By Jon Miller | Post Date: May 2, 2009 11:54 AM | Comments: 3
If I had a dollar bill for every time someone said to me "This is not Japan" or "We don't build automobiles" or "We don't make the same thing over and over again like Toyota" then I would have a lot of dollar bills. What people are objecting to in these remarks is not the overall idea of the Toyota Production System or its details but rather a protest that the characteristics and context of their business is different if not unique, and does not easily lend itself to the application of a lean system. Those of us who make a living helping people build Toyota-like operating systems tend to dismiss these charges, but they are valid. The lean system is not about copying Toyota as closely as possible; it is about making the most of what you've got.

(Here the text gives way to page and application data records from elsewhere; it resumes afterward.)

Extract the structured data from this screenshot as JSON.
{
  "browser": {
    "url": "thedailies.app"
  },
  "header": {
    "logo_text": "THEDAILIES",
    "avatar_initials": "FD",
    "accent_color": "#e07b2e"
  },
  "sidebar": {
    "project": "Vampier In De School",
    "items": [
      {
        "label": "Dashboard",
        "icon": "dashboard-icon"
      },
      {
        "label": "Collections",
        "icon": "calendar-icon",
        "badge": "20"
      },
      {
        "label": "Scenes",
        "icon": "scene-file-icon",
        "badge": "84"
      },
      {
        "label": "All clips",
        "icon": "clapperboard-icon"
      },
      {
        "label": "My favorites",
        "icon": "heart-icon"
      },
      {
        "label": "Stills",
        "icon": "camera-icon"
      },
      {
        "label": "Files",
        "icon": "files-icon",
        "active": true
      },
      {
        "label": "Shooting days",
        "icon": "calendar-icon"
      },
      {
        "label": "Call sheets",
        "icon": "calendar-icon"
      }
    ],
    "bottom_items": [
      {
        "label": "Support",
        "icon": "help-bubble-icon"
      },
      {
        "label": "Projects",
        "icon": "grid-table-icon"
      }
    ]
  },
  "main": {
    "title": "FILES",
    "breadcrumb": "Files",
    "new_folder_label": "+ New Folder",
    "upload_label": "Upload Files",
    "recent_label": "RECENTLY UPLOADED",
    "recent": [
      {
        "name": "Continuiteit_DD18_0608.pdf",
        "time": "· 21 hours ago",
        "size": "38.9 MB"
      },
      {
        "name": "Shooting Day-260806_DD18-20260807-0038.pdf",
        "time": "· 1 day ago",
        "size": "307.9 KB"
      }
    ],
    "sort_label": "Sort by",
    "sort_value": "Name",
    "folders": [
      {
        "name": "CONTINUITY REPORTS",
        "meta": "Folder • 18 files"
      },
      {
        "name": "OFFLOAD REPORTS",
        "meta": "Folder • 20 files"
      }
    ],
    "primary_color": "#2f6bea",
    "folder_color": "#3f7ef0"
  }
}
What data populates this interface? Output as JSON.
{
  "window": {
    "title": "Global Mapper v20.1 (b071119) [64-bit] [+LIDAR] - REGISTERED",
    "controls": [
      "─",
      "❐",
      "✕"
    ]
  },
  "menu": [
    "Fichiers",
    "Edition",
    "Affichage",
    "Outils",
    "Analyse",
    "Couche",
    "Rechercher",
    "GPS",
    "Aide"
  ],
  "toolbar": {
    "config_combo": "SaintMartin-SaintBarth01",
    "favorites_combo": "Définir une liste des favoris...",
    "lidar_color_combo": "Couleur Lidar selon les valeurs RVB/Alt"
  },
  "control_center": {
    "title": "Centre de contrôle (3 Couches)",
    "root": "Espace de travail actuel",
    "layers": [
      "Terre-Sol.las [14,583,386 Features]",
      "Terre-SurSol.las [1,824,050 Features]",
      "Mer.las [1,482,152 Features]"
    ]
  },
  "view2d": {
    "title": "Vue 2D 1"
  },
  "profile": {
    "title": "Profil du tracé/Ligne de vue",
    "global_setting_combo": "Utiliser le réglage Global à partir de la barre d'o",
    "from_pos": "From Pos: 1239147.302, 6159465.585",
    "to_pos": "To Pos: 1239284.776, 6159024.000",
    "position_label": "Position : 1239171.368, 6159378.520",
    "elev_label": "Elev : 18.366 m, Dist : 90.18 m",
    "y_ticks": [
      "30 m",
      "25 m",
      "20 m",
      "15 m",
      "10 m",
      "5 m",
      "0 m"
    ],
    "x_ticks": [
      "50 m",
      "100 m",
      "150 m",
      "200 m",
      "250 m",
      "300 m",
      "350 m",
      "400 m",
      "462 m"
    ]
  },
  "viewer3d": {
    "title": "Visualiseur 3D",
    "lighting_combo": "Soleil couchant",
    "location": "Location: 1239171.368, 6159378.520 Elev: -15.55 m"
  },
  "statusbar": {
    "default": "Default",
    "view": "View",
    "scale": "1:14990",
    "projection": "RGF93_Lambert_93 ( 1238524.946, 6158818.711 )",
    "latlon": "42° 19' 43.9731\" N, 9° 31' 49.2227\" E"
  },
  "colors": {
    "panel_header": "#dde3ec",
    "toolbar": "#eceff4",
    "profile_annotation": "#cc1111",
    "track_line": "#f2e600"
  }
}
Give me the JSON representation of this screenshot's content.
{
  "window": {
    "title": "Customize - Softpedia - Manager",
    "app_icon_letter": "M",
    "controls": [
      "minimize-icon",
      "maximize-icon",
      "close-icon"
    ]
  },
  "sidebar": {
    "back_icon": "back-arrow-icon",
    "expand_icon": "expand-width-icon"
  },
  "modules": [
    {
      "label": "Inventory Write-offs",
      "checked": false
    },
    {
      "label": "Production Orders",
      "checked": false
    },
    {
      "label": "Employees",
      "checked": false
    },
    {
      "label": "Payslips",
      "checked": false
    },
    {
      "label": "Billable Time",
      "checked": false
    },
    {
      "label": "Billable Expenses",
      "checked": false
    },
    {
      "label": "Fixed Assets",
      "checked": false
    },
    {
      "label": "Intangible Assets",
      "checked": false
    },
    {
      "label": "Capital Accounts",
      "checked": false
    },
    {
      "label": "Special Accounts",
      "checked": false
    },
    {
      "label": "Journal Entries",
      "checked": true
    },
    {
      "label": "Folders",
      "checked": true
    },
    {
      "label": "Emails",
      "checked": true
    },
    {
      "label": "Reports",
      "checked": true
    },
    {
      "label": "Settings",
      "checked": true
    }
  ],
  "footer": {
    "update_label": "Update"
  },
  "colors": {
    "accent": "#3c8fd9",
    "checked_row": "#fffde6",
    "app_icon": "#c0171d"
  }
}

So the question becomes "what have we got?" This is a very broad question but we can learn how to answer it by reflecting on the characteristics and conditions that faced Toyota when they were building their world class production system. In The Birth of Lean, chapter IV, from the paper Toyota production system and Kanban system - materialization of just-in-time and respect-for-human system by Y. Sugimori, K. Kusunoki, F. Cho and S. Uchikawa, the authors share eleven characteristics of "what Toyota had", namely the context for the development of the Toyota Production System.
1) The most distinctive feature of Japan is its lack of natural resources
People and society
2) Group consciousness, desire to improve, diligence
5) Lifetime employment system
The automotive industry and its challenges
9) Mass production, with small losses having a large overall effect
Taken as a whole, these 11 characteristics made the environment in which Toyota and its famous production system rather unique. But no single one of these characteristics are unique. Our ability to change the natural environment, industry and the people and society are limited. Corporate customs may not be totally within the control of the management. In some cases we may be much better off than Toyota was 50 years ago when they started developing their system. Like anything worth doing, the lean system requires making the most of what we've got.Comments are moderated to filter spam and inappropriate content. There may be a delay before your comment is published.